John Locher / AP
Published Monday, Nov. 17, 2014 | 10:28 a.m.
Updated Monday, Nov. 17, 2014 | 2:55 p.m.
Uber was back in court briefly today, fighting to keep its ride service operating in Las Vegas.
But a dispute over whether the court case should play out in Las Vegas or Reno led to legal gridlock and a delay in today's hearing.
Clark County District Court Judge Douglas Herndon was scheduled to hear a motion for preliminary injunction at 10:30 a.m. today that could have taken Uber's ride service off the streets.
A similar case has also been filed in Washoe County District Court involving the same parties and many of the same issues.
The case can only move forward in one of the courts, leading to a conflict that needs to be resolved before hearings can continue.
Herndon called the case a "procedural mess." He criticized the Nevada Attorney General's Office, which is representing the Nevada Transportation Authority, for pursuing the case in multiple jurisdictions in search of a favorable ruling.
"You as much said ... that as soon as some court would stop Uber's operations you would dismiss the other (cases)," Herndon said.
Herndon set a hearing for Friday at 9 a.m. to possibly reschedule the preliminary injunction that was supposed to take place today.
Key in deciding which county the Uber court case will take place in is which jurisdiction the case was filed in first.
That determination could ultimately be made by the Nevada Supreme Court after attorneys for Uber filed a writ challenging a ruling by District Court Judge Scott Freeman last week that the case should proceed in Washoe County.

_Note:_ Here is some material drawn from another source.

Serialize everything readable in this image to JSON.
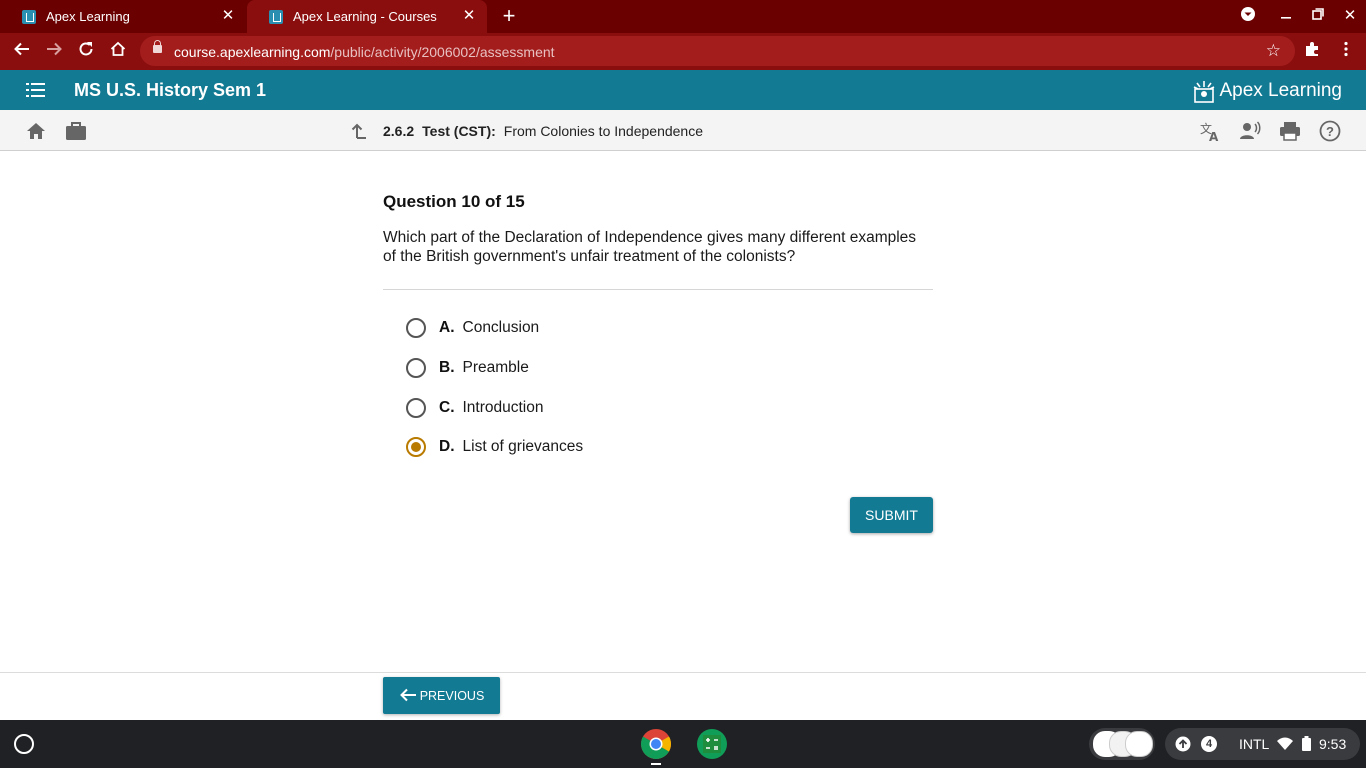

Clark County District Court Judge Herndon disagreed Monday and laid out a timeline that he says shows the case belongs in his courtroom.

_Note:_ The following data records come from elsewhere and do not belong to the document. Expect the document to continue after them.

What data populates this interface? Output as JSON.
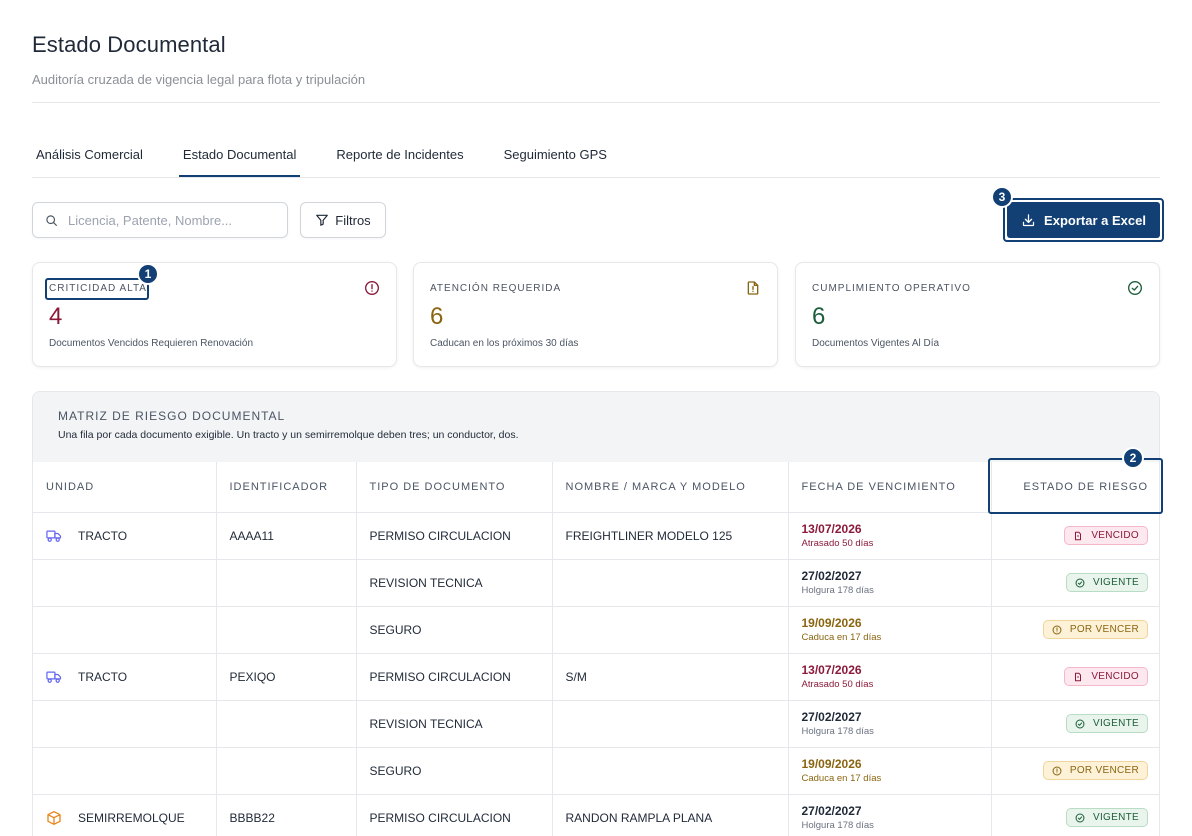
{
  "header": {
    "title": "Estado Documental",
    "subtitle": "Auditoría cruzada de vigencia legal para flota y tripulación"
  },
  "tabs": [
    {
      "label": "Análisis Comercial",
      "active": false
    },
    {
      "label": "Estado Documental",
      "active": true
    },
    {
      "label": "Reporte de Incidentes",
      "active": false
    },
    {
      "label": "Seguimiento GPS",
      "active": false
    }
  ],
  "toolbar": {
    "search_placeholder": "Licencia, Patente, Nombre...",
    "filter_label": "Filtros",
    "export_label": "Exportar a Excel"
  },
  "markers": [
    "1",
    "2",
    "3"
  ],
  "cards": [
    {
      "label": "CRITICIDAD ALTA",
      "value": "4",
      "description": "Documentos Vencidos Requieren Renovación",
      "icon": "alert-circle-icon",
      "color": "#8b1a3a"
    },
    {
      "label": "ATENCIÓN REQUERIDA",
      "value": "6",
      "description": "Caducan en los próximos 30 días",
      "icon": "document-alert-icon",
      "color": "#8a6510"
    },
    {
      "label": "CUMPLIMIENTO OPERATIVO",
      "value": "6",
      "description": "Documentos Vigentes Al Día",
      "icon": "check-circle-icon",
      "color": "#1e5e3a"
    }
  ],
  "matrix": {
    "title": "MATRIZ DE RIESGO DOCUMENTAL",
    "description": "Una fila por cada documento exigible. Un tracto y un semirremolque deben tres; un conductor, dos.",
    "columns": [
      "UNIDAD",
      "IDENTIFICADOR",
      "TIPO DE DOCUMENTO",
      "NOMBRE / MARCA Y MODELO",
      "FECHA DE VENCIMIENTO",
      "ESTADO DE RIESGO"
    ],
    "rows": [
      {
        "unit": "TRACTO",
        "unit_icon": "truck-icon",
        "identifier": "AAAA11",
        "doc_type": "PERMISO CIRCULACION",
        "name": "FREIGHTLINER MODELO 125",
        "date": "13/07/2026",
        "date_note": "Atrasado 50 días",
        "status": "VENCIDO",
        "level": "red"
      },
      {
        "unit": "",
        "unit_icon": "",
        "identifier": "",
        "doc_type": "REVISION TECNICA",
        "name": "",
        "date": "27/02/2027",
        "date_note": "Holgura 178 días",
        "status": "VIGENTE",
        "level": "green"
      },
      {
        "unit": "",
        "unit_icon": "",
        "identifier": "",
        "doc_type": "SEGURO",
        "name": "",
        "date": "19/09/2026",
        "date_note": "Caduca en 17 días",
        "status": "POR VENCER",
        "level": "amber"
      },
      {
        "unit": "TRACTO",
        "unit_icon": "truck-icon",
        "identifier": "PEXIQO",
        "doc_type": "PERMISO CIRCULACION",
        "name": "S/M",
        "date": "13/07/2026",
        "date_note": "Atrasado 50 días",
        "status": "VENCIDO",
        "level": "red"
      },
      {
        "unit": "",
        "unit_icon": "",
        "identifier": "",
        "doc_type": "REVISION TECNICA",
        "name": "",
        "date": "27/02/2027",
        "date_note": "Holgura 178 días",
        "status": "VIGENTE",
        "level": "green"
      },
      {
        "unit": "",
        "unit_icon": "",
        "identifier": "",
        "doc_type": "SEGURO",
        "name": "",
        "date": "19/09/2026",
        "date_note": "Caduca en 17 días",
        "status": "POR VENCER",
        "level": "amber"
      },
      {
        "unit": "SEMIRREMOLQUE",
        "unit_icon": "package-icon",
        "identifier": "BBBB22",
        "doc_type": "PERMISO CIRCULACION",
        "name": "RANDON RAMPLA PLANA",
        "date": "27/02/2027",
        "date_note": "Holgura 178 días",
        "status": "VIGENTE",
        "level": "green"
      }
    ]
  },
  "colors": {
    "primary": "#123f74",
    "danger": "#8b1a3a",
    "warning": "#8a6510",
    "success": "#1e5e3a",
    "truck_icon": "#6366f1",
    "package_icon": "#e8871e"
  }
}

Uber launched in Las Vegas Oct. 24 but was met with swift action by taxicab regulators, who cited dozens of Uber drivers with illegally offering rides for hire.

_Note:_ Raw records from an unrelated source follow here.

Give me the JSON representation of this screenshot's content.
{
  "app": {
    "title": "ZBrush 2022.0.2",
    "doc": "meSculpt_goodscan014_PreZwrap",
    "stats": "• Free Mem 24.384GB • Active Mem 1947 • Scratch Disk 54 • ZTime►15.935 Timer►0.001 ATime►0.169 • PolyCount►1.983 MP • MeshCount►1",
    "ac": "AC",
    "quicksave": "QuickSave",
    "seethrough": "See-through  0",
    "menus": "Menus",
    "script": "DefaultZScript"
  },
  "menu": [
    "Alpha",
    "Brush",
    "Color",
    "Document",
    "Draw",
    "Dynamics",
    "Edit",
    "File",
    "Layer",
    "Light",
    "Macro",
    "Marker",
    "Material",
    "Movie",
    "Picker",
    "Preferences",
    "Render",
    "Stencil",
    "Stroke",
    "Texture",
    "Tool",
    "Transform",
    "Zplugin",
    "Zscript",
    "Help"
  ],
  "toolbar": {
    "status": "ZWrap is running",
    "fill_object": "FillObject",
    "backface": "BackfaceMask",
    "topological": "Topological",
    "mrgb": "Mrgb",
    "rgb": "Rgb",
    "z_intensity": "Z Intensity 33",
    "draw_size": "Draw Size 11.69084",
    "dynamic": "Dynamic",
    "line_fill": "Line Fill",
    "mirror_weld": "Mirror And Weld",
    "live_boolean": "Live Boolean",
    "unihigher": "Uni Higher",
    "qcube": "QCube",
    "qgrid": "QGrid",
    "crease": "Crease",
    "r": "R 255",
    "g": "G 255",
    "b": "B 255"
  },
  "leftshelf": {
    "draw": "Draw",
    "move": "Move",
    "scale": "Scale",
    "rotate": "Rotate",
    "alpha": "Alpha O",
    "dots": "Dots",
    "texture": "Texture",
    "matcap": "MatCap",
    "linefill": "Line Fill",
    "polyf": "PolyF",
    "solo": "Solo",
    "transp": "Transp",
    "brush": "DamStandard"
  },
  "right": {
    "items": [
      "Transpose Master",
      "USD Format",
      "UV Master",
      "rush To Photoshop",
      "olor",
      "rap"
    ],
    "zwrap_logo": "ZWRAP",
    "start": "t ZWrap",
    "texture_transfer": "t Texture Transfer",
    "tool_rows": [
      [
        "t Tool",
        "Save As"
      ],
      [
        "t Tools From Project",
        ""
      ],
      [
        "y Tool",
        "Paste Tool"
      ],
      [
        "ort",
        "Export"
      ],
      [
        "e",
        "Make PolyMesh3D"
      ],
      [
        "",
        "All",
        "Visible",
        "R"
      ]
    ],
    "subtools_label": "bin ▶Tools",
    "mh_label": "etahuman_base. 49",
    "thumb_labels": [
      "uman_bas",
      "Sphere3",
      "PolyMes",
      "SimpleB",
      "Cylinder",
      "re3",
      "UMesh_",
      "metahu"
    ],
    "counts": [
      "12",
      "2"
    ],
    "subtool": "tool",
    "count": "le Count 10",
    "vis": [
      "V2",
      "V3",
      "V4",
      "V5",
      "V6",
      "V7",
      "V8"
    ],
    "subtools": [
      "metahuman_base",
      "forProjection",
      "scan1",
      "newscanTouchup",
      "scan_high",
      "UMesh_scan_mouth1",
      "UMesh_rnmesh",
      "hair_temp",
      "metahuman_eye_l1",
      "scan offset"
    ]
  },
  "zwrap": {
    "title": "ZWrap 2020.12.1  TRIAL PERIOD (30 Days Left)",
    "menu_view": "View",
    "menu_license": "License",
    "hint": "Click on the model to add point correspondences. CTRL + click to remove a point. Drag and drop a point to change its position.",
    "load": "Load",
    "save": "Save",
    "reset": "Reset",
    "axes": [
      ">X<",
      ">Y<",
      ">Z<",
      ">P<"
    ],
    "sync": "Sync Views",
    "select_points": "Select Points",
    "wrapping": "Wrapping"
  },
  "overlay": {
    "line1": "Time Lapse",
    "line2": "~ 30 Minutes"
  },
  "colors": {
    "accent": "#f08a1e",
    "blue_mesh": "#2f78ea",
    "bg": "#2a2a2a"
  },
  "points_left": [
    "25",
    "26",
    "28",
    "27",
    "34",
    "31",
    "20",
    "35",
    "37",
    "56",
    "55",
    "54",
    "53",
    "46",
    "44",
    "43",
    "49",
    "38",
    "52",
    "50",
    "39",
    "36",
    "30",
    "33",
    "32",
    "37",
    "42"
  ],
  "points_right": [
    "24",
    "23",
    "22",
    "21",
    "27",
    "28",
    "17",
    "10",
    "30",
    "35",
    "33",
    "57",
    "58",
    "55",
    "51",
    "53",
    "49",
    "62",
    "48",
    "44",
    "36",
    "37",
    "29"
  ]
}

Taxicab regulators say Uber is violating Nevada law by operating a for-hire transportation company without obtaining the required Certificate of Public Convenience and Necessity. Without the certificate, Uber drivers are considered unlicensed operators and are subject to punishment.
Uber has maintained that it is not a transportation company but a technology platform that connects riders with an independent network of drivers. The drivers use their own vehicles to deliver the rides, which are ordered through a smartphone app.
Herndon denied a request for a temporary restraining order against Uber on Oct. 29 but did not rule on the legality of its services.